Exercise: Give back the full set of entries exactly, keeping each line intact.

Dataset records below:

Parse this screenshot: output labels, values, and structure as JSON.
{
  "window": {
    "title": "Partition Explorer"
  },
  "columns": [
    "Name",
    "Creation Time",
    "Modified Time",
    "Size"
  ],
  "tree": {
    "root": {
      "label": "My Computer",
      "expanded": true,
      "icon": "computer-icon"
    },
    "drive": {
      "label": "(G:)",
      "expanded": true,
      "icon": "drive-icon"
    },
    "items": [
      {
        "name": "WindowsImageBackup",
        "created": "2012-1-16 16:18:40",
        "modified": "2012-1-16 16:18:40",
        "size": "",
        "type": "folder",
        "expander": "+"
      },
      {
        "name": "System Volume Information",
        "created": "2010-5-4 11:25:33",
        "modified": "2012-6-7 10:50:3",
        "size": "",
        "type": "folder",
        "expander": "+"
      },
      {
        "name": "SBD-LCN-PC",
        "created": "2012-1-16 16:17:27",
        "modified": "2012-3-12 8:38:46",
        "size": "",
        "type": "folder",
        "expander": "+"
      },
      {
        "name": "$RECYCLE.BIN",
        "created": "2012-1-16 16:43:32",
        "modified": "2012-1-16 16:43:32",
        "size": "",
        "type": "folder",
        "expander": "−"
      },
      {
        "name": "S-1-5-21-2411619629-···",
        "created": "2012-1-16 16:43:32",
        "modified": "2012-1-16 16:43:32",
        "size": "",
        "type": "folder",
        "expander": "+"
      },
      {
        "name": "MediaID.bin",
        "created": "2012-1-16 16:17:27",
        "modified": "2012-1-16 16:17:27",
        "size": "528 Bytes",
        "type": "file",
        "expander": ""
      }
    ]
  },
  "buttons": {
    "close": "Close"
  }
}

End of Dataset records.

Exercise answer:
Parse this screenshot: output labels, values, and structure as JSON.
{
  "window": {
    "title": "Partition Explorer"
  },
  "columns": [
    "Name",
    "Creation Time",
    "Modified Time",
    "Size"
  ],
  "tree": {
    "root": {
      "label": "My Computer",
      "expanded": true,
      "icon": "computer-icon"
    },
    "drive": {
      "label": "(G:)",
      "expanded": true,
      "icon": "drive-icon"
    },
    "items": [
      {
        "name": "WindowsImageBackup",
        "created": "2012-1-16 16:18:40",
        "modified": "2012-1-16 16:18:40",
        "size": "",
        "type": "folder",
        "expander": "+"
      },
      {
        "name": "System Volume Information",
        "created": "2010-5-4 11:25:33",
        "modified": "2012-6-7 10:50:3",
        "size": "",
        "type": "folder",
        "expander": "+"
      },
      {
        "name": "SBD-LCN-PC",
        "created": "2012-1-16 16:17:27",
        "modified": "2012-3-12 8:38:46",
        "size": "",
        "type": "folder",
        "expander": "+"
      },
      {
        "name": "$RECYCLE.BIN",
        "created": "2012-1-16 16:43:32",
        "modified": "2012-1-16 16:43:32",
        "size": "",
        "type": "folder",
        "expander": "−"
      },
      {
        "name": "S-1-5-21-2411619629-···",
        "created": "2012-1-16 16:43:32",
        "modified": "2012-1-16 16:43:32",
        "size": "",
        "type": "folder",
        "expander": "+"
      },
      {
        "name": "MediaID.bin",
        "created": "2012-1-16 16:17:27",
        "modified": "2012-1-16 16:17:27",
        "size": "528 Bytes",
        "type": "file",
        "expander": ""
      }
    ]
  },
  "buttons": {
    "close": "Close"
  }
}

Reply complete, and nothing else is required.